      }
      while (ret.mantissa >= 1.0f) {
        ret.mantissa *= 0.5f;
        ret.exponent++;
      }
      ret.mantissa *= sign;
      return ret;
    }
  }

  public class FRexPHolder {
    int exponent;
    double mantissa;
  }

  public static void main(String args[]) {
    new Test();
  }

  public Test() {
    double value = 8.0;
    //double value = 0.0;
    //double value = -0.0;
    //double value = Double.NaN;
    //double value = Double.NEGATIVE_INFINITY;
    //double value = Double.POSITIVE_INFINITY;

    FRex test = new FRex();
    FRexPHolder frexp = test.frexp(value);
    System.out.println("Mantissa: " + frexp.mantissa);
    System.out.println("Exponent: " + frexp.exponent);
    System.out.println("Original value was: " + value);
    System.out.println(frexp.mantissa+" * 2^" + frexp.exponent + " = ");
    System.out.println(frexp.mantissa*(1<<frexp.exponent));
  }
}
share|improve this answer
    
@jitter, thanks but frexp actually works with the bits of the IEEE floating point standard rather than trying to deduce a mathematical result. That's the goal of this question. –  Bob Cross Oct 13 '09 at 21:34
    
Umm thanks to whoever for the unjustified downvote on a working solution. –  jitter Oct 14 '09 at 18:07
    
Hmm you didn't mention that in your question. And the first google results on frepx don't mention that either. –  jitter Oct 14 '09 at 18:08
add comment

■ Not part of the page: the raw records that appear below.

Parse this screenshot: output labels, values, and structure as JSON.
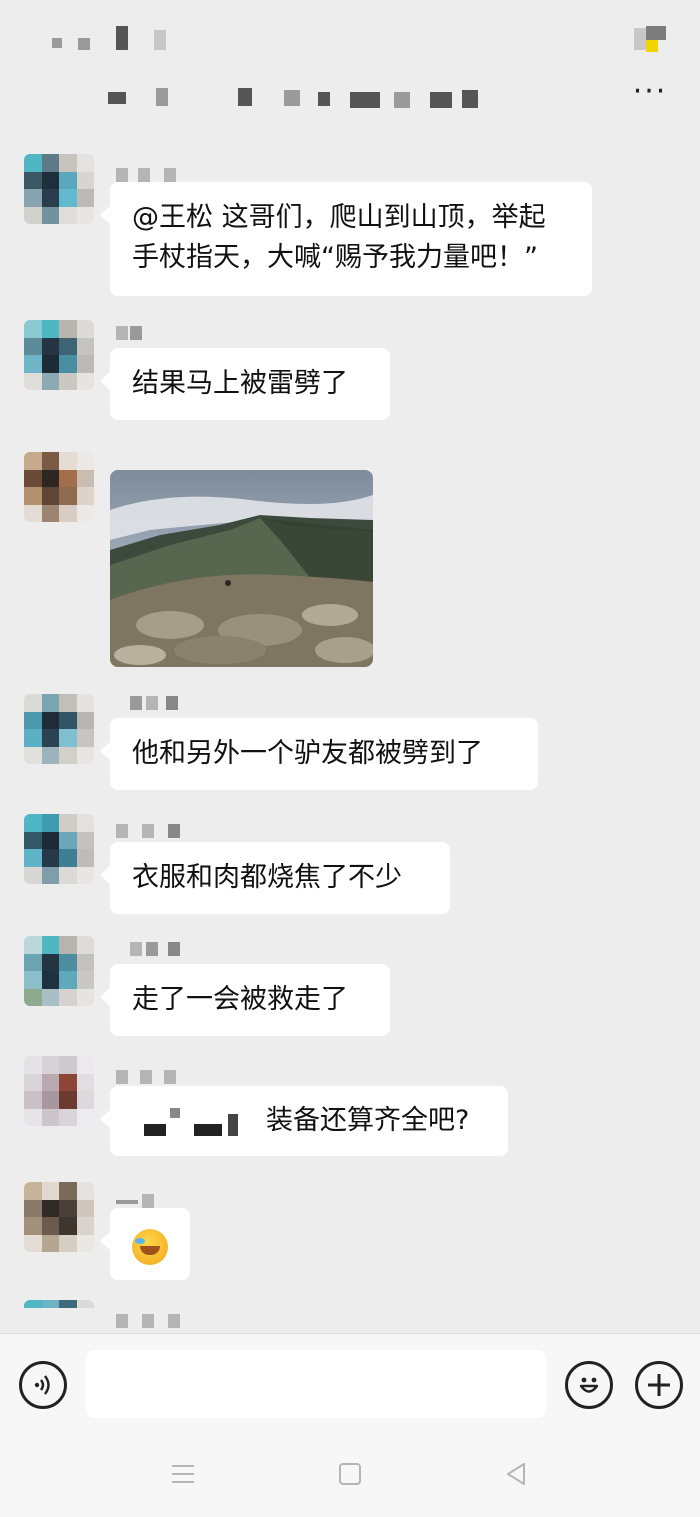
{
  "header": {
    "more_label": "···"
  },
  "messages": [
    {
      "type": "text",
      "lines": [
        "@王松 这哥们，爬山到山顶，举起",
        "手杖指天，大喊“赐予我力量吧！”"
      ]
    },
    {
      "type": "text",
      "lines": [
        "结果马上被雷劈了"
      ]
    },
    {
      "type": "image",
      "content": "mountain-photo"
    },
    {
      "type": "text",
      "lines": [
        "他和另外一个驴友都被劈到了"
      ]
    },
    {
      "type": "text",
      "lines": [
        "衣服和肉都烧焦了不少"
      ]
    },
    {
      "type": "text",
      "lines": [
        "走了一会被救走了"
      ]
    },
    {
      "type": "text",
      "lines": [
        "装备还算齐全吧?"
      ]
    },
    {
      "type": "emoji",
      "content": "crying-laughing-emoji"
    }
  ],
  "input_bar": {
    "voice_icon": "voice-icon",
    "emoji_icon": "smiley-icon",
    "plus_icon": "plus-icon",
    "text_value": ""
  },
  "nav": {
    "menu_icon": "menu-icon",
    "home_icon": "home-square-icon",
    "back_icon": "back-triangle-icon"
  }
}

I'm not familiar with the frexp function, but I think you need to look at the BigDecimal' scaled and unscaled values. 'unscaled' is the precision mantissa, scale is the exponent. In psuedocode: value = unscaledValue 10^(-scale)

share|improve this answer
add comment

Nope there is no current implementation in core Java or in the Commons Lang(most likely other place to find it) that has the exact same functionality and ease of frexp; that I know of. If it does exist it's probably in a not widely used toolkit.

share|improve this answer
add comment

If I'm reading this right...

public class Frexp {
  public static void main (String[] args)
  {
    double param, result;
    int n;

    param = 8.0;
    n = Math.getExponent(param);
    //result = ??

    System.out.printf ("%f * 2^%d = %f\n", result, n, param);
  }
}

Unfortunately, there doesn't appear to be a built-in method to get the mantissa without converting it to a BigDecimal first (or just doing the division: result = param / Math.pow(2,n).

Strangely enough, scalb does the exact opposite: take a mantissa and exponent and generate a new float from it.

share|improve this answer
    
@R. Bemrose, the whole point of the exercise is not to convert. Instead, the function takes the IEEE standard floating point representation and decodes that. The goal isn't to come up with a mathematical expression that seems to give the same answer. –  Bob Cross Oct 14 '09 at 1:37
add comment

Your Answer

 
discard

By posting your answer, you agree to the privacy policy and terms of service.

Not the answer you're looking for? Browse other questions tagged or ask your own question.